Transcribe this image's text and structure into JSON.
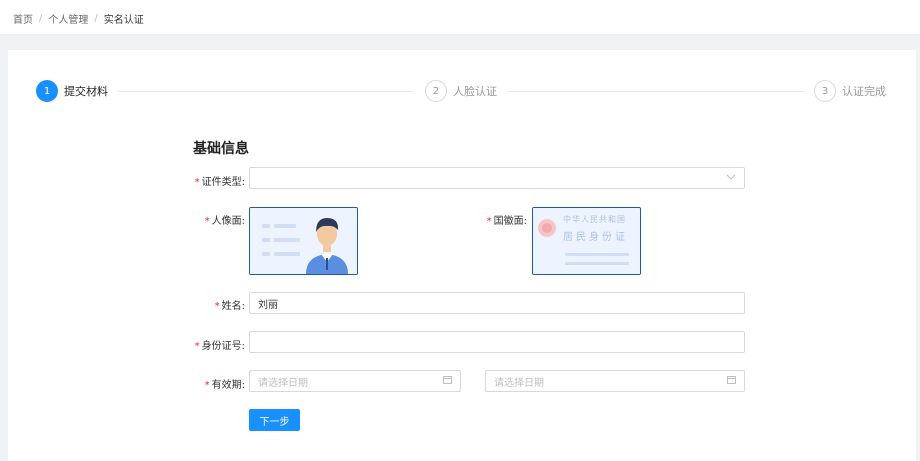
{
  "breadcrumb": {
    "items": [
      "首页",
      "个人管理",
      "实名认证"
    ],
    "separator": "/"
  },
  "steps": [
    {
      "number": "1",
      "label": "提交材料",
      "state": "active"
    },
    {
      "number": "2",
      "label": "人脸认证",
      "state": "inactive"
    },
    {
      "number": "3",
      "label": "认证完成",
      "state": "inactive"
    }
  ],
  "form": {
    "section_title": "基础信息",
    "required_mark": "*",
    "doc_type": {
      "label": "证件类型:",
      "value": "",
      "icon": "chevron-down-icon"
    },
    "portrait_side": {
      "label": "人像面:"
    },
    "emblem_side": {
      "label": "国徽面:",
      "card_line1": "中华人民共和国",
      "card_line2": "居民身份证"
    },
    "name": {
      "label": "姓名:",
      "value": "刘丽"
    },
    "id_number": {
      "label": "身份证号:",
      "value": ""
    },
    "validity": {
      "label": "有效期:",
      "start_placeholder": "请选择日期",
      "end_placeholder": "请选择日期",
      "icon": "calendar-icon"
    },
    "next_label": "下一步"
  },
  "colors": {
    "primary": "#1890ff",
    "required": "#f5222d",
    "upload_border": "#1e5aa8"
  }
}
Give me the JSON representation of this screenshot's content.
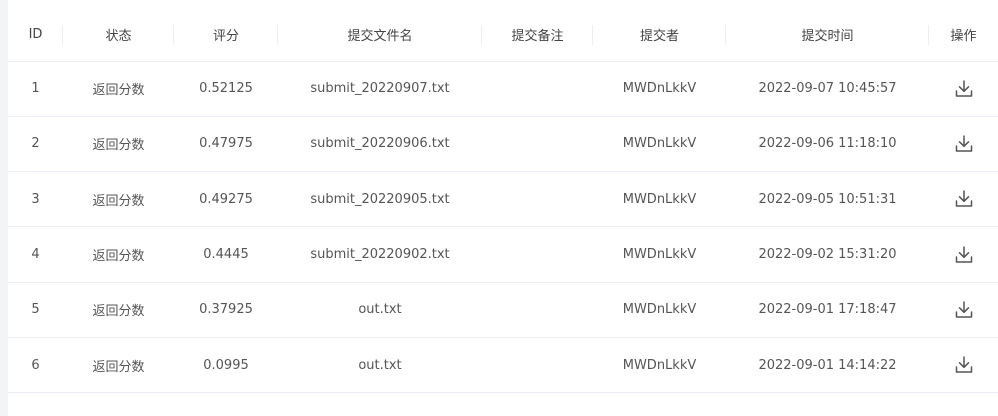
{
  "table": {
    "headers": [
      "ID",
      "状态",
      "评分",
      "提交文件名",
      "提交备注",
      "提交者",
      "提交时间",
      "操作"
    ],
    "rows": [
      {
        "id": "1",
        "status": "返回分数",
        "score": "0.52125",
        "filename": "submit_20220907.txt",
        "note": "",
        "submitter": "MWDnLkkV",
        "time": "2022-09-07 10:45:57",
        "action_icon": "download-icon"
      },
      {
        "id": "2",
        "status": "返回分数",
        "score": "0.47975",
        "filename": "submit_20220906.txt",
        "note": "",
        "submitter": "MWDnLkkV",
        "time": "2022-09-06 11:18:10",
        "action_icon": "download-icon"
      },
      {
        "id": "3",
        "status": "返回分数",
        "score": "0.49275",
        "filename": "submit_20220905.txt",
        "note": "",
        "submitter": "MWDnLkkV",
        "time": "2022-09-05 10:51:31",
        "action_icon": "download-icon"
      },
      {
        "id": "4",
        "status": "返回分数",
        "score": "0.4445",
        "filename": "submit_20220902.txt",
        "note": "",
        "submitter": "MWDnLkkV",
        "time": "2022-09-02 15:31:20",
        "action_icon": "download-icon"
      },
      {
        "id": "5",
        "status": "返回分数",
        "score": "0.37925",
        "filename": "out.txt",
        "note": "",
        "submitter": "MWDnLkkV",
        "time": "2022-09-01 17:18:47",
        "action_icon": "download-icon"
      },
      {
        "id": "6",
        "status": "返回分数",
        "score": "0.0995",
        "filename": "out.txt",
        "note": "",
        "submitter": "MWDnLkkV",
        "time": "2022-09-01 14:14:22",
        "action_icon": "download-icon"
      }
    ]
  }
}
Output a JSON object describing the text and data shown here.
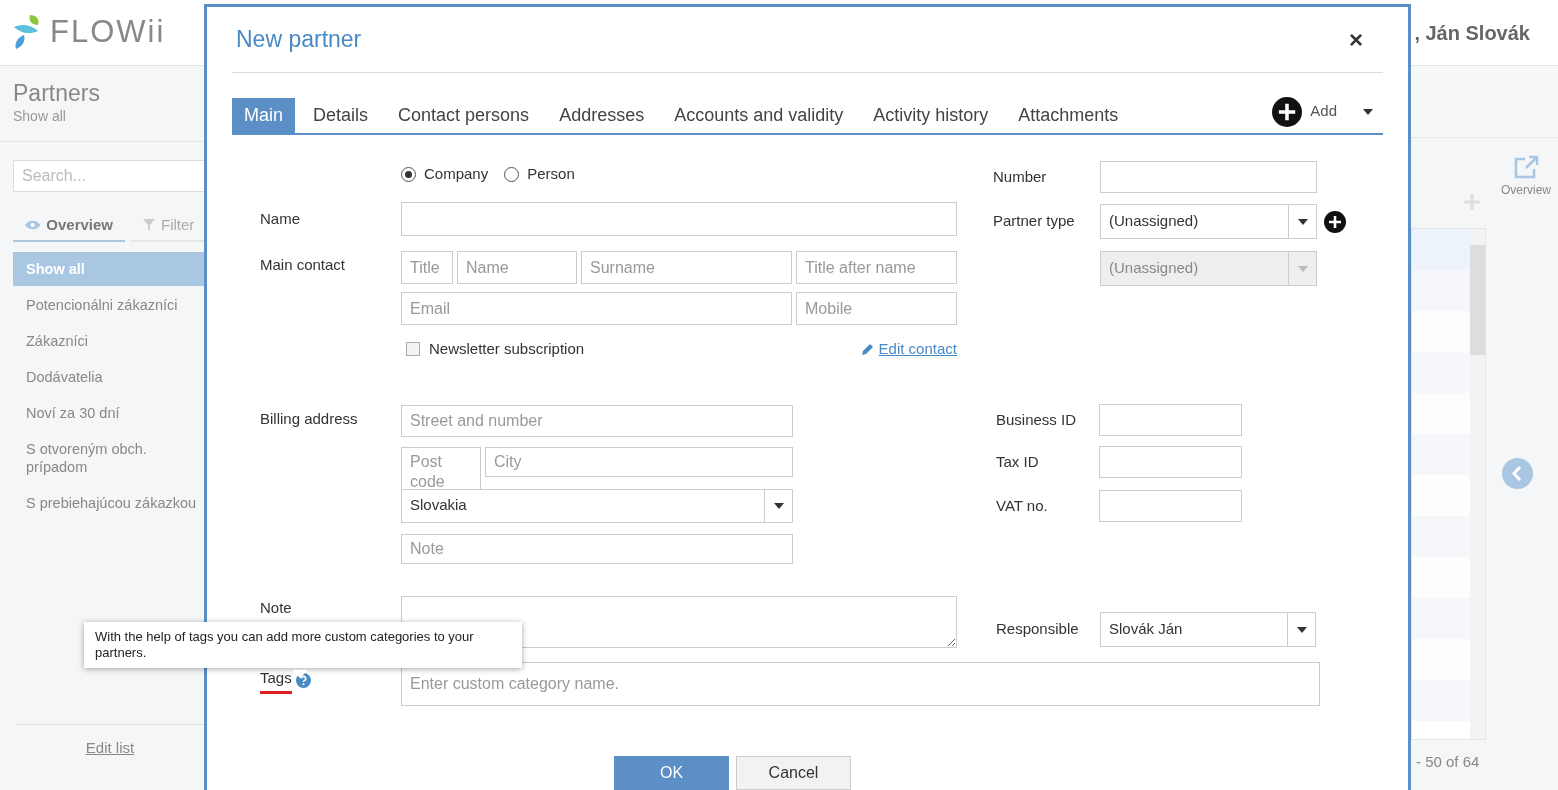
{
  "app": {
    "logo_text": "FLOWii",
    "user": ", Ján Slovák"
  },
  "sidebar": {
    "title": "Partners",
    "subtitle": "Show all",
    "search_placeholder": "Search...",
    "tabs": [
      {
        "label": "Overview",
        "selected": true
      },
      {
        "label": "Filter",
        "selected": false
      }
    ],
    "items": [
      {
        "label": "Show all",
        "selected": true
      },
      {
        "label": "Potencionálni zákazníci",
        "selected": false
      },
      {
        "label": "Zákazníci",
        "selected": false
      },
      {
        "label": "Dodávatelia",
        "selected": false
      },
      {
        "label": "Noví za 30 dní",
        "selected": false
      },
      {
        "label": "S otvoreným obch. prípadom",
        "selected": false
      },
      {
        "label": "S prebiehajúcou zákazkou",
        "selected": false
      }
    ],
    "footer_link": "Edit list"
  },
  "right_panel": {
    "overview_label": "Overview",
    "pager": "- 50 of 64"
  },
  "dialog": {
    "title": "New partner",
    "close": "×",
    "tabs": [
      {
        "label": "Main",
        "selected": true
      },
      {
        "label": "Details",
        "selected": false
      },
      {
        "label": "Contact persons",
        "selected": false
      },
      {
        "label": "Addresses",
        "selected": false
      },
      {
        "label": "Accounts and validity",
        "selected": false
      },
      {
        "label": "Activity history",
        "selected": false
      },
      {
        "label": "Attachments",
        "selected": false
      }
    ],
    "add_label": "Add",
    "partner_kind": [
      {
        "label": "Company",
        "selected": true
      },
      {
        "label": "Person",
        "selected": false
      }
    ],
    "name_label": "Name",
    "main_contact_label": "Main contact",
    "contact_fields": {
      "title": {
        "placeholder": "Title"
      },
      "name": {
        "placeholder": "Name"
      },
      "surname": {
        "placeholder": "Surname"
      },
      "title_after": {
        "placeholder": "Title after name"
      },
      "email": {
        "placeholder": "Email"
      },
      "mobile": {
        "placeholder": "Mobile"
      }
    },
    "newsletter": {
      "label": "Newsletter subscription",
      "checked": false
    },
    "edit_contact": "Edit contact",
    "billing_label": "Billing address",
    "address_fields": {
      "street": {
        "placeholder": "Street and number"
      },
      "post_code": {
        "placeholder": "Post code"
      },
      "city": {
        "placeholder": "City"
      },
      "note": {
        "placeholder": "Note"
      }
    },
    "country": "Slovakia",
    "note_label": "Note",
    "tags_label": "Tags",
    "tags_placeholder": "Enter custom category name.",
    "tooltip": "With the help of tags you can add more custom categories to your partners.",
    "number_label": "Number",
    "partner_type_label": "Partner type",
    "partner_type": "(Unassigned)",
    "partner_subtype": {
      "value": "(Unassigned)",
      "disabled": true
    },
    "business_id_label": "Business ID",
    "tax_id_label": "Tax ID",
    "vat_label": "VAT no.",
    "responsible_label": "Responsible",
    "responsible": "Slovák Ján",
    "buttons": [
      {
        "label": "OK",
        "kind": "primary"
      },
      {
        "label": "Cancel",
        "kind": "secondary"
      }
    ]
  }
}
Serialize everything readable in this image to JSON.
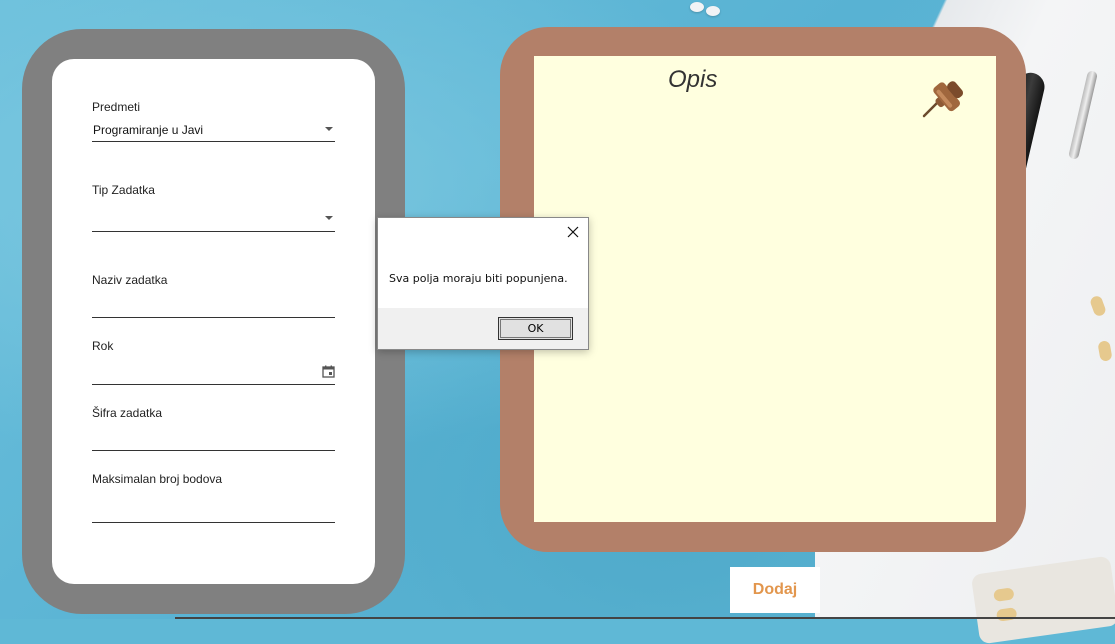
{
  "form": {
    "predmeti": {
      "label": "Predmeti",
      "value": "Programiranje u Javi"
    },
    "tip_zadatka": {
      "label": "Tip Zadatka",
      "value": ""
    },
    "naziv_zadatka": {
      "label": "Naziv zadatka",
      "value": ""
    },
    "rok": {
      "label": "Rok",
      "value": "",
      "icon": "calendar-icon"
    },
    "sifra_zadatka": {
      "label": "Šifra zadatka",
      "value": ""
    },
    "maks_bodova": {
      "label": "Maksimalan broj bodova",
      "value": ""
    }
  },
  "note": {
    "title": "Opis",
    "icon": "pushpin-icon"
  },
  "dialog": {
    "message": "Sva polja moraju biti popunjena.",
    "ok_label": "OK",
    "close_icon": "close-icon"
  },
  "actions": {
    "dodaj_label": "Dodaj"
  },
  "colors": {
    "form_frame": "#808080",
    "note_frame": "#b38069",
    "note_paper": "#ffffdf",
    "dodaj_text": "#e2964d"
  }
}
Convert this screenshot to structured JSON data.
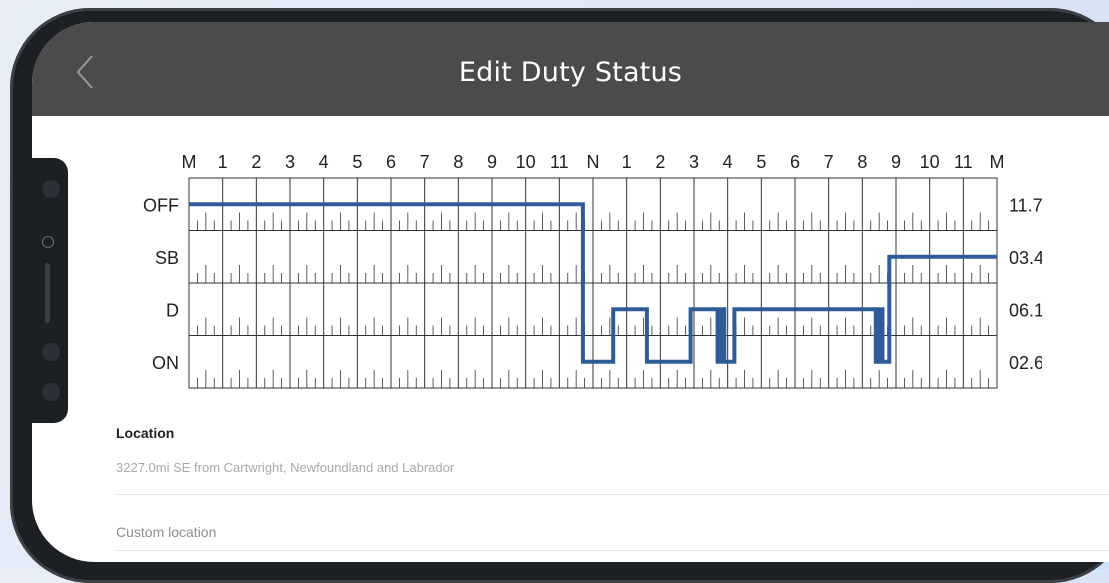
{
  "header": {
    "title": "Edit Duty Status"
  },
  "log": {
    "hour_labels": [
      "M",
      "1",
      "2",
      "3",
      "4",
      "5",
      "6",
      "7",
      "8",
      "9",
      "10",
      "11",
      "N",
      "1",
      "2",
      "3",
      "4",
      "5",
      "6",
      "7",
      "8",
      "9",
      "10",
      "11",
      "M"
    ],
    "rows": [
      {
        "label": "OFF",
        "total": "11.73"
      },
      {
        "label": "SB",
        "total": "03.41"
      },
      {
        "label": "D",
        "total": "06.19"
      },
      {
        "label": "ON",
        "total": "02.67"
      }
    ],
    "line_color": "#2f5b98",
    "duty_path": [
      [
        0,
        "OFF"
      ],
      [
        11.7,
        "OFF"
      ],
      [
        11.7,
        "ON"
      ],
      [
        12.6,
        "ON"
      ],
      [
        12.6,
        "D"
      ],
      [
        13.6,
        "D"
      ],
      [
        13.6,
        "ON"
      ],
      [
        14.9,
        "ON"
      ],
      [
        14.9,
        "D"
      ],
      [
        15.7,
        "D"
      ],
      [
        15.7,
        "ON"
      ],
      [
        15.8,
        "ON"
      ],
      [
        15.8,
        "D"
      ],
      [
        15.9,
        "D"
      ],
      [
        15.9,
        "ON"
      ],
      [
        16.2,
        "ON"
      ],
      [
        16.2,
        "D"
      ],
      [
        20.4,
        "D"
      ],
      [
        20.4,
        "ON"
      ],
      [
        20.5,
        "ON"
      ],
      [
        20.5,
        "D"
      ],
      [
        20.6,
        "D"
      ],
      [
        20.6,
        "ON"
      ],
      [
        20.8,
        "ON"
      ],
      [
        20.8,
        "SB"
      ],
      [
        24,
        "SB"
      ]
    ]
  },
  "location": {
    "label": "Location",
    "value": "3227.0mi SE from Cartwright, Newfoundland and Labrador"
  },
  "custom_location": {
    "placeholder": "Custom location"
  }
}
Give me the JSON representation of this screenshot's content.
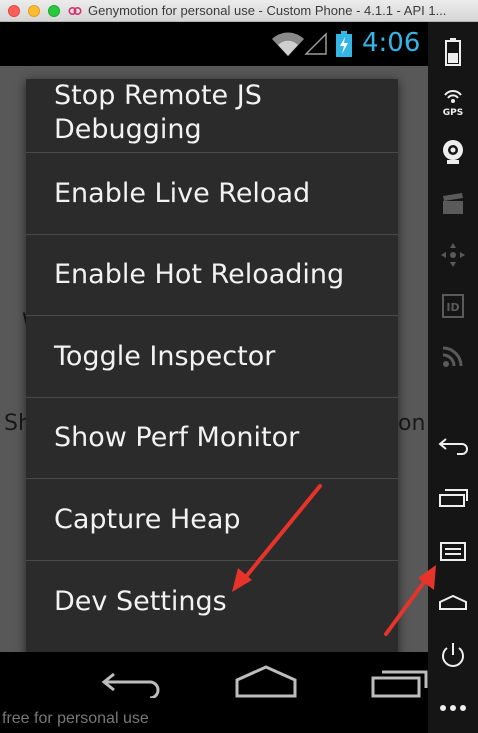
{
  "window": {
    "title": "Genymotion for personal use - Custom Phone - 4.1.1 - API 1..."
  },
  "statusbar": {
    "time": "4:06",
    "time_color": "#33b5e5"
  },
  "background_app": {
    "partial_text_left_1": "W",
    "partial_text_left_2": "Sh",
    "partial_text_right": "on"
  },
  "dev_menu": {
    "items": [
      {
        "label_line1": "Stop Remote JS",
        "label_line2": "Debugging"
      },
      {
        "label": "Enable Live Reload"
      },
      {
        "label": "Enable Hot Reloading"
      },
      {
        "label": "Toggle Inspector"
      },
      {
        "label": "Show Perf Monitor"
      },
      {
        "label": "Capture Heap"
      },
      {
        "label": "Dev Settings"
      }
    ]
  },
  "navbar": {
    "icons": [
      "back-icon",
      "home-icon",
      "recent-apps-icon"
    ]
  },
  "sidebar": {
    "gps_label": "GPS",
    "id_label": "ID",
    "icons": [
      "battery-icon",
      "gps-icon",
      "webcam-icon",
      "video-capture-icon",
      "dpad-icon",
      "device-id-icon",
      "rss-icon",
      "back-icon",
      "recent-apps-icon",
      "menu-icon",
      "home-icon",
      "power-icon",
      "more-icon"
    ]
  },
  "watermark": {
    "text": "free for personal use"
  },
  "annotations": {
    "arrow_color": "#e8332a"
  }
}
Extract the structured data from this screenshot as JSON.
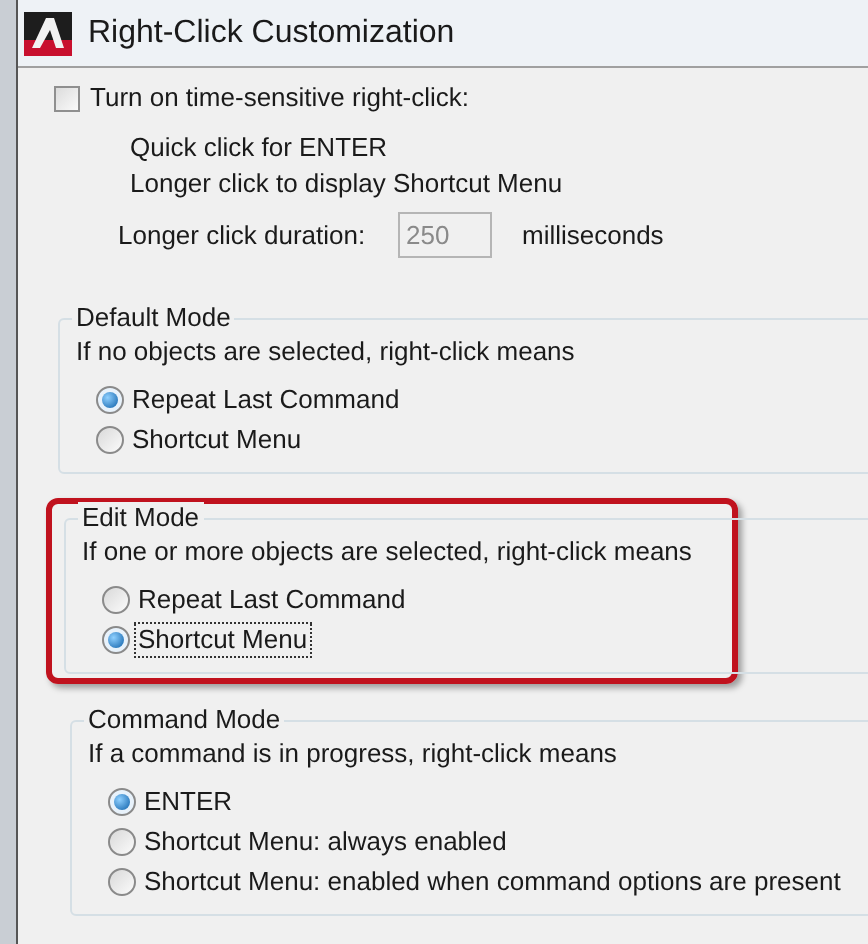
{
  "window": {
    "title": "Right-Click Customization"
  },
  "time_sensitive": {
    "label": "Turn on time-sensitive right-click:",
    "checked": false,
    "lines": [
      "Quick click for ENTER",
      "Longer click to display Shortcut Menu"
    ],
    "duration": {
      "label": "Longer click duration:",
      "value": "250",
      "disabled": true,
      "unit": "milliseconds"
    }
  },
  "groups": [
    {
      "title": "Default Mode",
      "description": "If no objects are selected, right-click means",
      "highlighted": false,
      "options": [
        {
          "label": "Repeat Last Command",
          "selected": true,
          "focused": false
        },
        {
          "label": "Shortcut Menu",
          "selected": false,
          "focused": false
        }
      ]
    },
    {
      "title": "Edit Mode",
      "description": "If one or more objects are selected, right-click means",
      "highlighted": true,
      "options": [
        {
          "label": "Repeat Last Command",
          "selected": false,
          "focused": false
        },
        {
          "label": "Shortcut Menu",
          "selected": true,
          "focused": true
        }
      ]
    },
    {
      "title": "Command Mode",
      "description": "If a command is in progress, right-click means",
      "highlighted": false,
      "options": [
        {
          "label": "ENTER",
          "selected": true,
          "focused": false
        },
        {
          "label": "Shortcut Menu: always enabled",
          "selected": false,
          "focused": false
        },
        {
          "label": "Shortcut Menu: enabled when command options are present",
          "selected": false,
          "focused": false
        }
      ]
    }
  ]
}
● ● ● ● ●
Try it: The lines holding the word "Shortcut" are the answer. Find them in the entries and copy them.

Solution to the problem:
      "Longer click to display Shortcut Menu"
          "label": "Shortcut Menu",
          "label": "Shortcut Menu",
          "label": "Shortcut Menu: always enabled",
          "label": "Shortcut Menu: enabled when command options are present",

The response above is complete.